#### TASK INSTRUCTIONS:
In full and without alteration, write out the data below.

[App and web page records]
=== Section Start ===

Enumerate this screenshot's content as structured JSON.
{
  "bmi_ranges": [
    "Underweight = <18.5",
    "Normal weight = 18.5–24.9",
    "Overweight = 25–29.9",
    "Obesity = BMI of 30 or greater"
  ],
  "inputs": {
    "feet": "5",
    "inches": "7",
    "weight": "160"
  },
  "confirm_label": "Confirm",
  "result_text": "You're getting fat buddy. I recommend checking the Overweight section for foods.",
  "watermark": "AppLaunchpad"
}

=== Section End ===

#### RESULT OF THIS TASK:
Enumerate this screenshot's content as structured JSON.
{
  "bmi_ranges": [
    "Underweight = <18.5",
    "Normal weight = 18.5–24.9",
    "Overweight = 25–29.9",
    "Obesity = BMI of 30 or greater"
  ],
  "inputs": {
    "feet": "5",
    "inches": "7",
    "weight": "160"
  },
  "confirm_label": "Confirm",
  "result_text": "You're getting fat buddy. I recommend checking the Overweight section for foods.",
  "watermark": "AppLaunchpad"
}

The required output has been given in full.